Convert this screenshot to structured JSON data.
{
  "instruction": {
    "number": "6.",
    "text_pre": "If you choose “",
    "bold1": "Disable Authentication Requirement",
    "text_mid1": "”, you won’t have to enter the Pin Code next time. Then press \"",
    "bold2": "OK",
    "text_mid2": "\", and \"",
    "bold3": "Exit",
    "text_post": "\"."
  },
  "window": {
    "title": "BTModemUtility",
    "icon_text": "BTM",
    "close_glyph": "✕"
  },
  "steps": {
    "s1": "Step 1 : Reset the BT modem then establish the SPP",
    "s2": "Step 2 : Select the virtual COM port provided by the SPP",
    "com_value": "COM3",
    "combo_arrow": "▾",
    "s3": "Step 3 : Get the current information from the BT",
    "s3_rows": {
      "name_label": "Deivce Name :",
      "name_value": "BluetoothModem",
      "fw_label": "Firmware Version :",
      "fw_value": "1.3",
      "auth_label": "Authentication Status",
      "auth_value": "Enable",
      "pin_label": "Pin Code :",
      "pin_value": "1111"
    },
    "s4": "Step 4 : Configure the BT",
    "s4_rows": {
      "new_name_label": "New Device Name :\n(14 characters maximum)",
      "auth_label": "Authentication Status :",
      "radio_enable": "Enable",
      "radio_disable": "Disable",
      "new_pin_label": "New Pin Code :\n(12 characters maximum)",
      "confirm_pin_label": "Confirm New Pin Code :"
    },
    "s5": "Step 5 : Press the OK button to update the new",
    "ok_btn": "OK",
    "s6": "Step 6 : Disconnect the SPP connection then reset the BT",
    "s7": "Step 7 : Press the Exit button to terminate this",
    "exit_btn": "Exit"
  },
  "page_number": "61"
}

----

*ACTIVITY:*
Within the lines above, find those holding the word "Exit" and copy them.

*REPLY:*
    "bold3": "Exit",
    "s7": "Step 7 : Press the Exit button to terminate this",
    "exit_btn": "Exit"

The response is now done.